  • Lan

    The phone isn’t any cheaper with contracts. The costs are just shifted into your monthly data bill and ETF. You still pay that amount.

  • Deepthi

    A lot of people are switching to no-contract deals, but most people don’t really end up switching because they are already stuck in a contract with some company. And this switch by cell phone companies were basically only in the past year or so, whereas a lot of cell phone customers have contracts extending to 2016. So customers, although they would want to switch, aren’t able to because they don’t want to shell out a bunch of money in Early Termination Fees. Companies like Cellbreaker are the only ones that can really help customers save money and move towards this new no-contract future that cell phone companies seem so eager to move towards.

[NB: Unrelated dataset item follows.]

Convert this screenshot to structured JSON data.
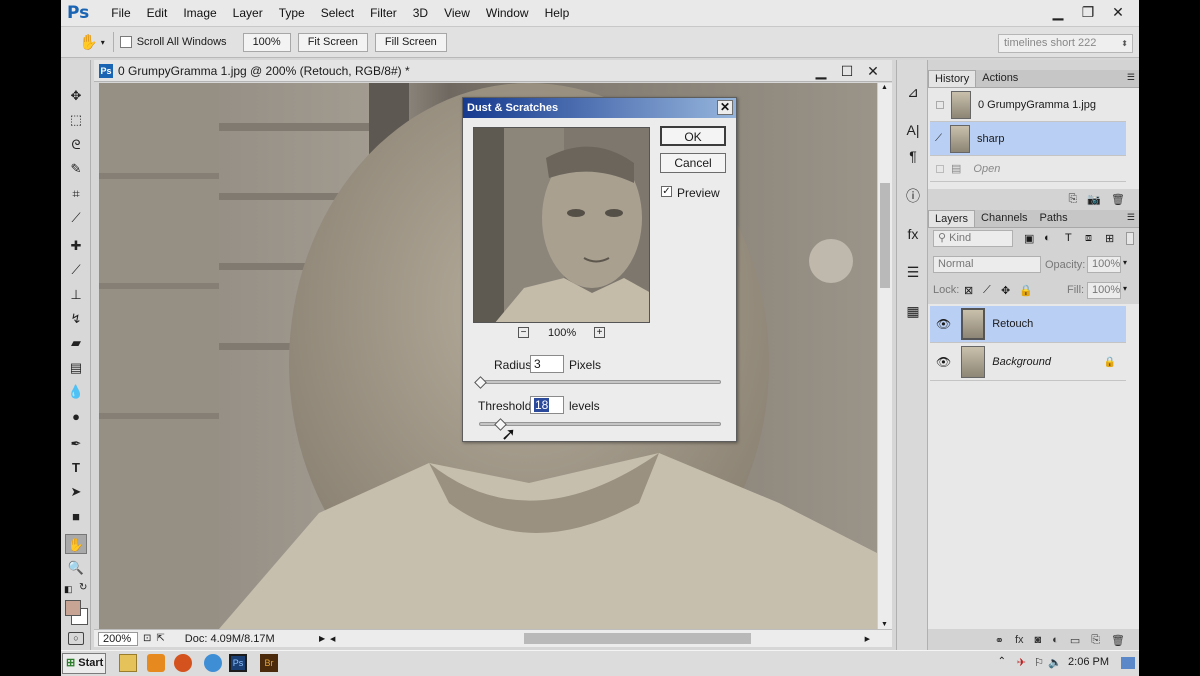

  • prepaidwirelessguy

    I don’t have time to comment on the entire article, however, the customer service point doesn’t seem to make sense. If you don’t have a contract, wouldn’t carriers be more motivated to provide great service, for a customer could choose to leave ANY day, not after two years. No contract infers that in the long run carriers would need to provide better products and better service as they don’t have a contact tying anyone in; just the investment a customer has made buying a phone. That said, of course, prepaid is notorious for having worse customer service, however, it’s more about cost structure than the logic made here about keeping contract customers happy in the long run.

    • Sorsha Moon

      Implies not infers.

  • You pay a lot more on contract, full source of details:

    I have just cancelled my contract,

  • Wade Steele

    I am sick of being taken advantage of by greedy carriers. Prepaid is ultimately the way to go.

  • Will

    With our current Verizon contract, my wife and I share data and have unlimited calls. Our monthly cost is set for the length of the contract. If we switch to a no-contract plan, can Verizon change our monthly cost? Or is the monthly cost locked in for as long as we remain customers?

    • prepaidwirelessguy

      It really depends how they decide to treat it. Carriers often grandfather in old plans, so as long as you keep paying on time you still get to use the same plan. Or even if you miss a payment, if your account is activated with that plan you get to keep it so long as you don’t make any changes. They could also decide to eliminate it and migrate all users to a different/newer plan. Generally speaking, carriers tend to grandfather customers in until it gets too expensive to support. If it can just cruise along and not be impacted by new plans or system changes, they’ll leave it. That said, there’s no guarantee, so if you’re super happy with your contract plan, you should just keep it.

  • NJrick

    I have a six months left on my Verizon contract. I decided to buy a new phone to play around with prepaid services and then decide if I would stick with Verizon. The phone cost $50 more than if I took the early upgrade. After much research, I decided on Red Pocket for one month. The same (?) coverage I got wound up with dropped calls in several places. I’m now going to try Armed Forces Mobile since they claim their service uses the Verizon RETAIL towers rather than the PREPAID towers that Red Pocket uses. Stay tuned.

  • druekberg

    Mostly well-written, but the grammar mistake in the first sentence is a turn-off, as well as in this phrase: “there’s just taxes.” Maybe most of your readers won’t care, but for those who know English, it’s a turn-off. Not to mention the lack of detail in your assessments. Just saying.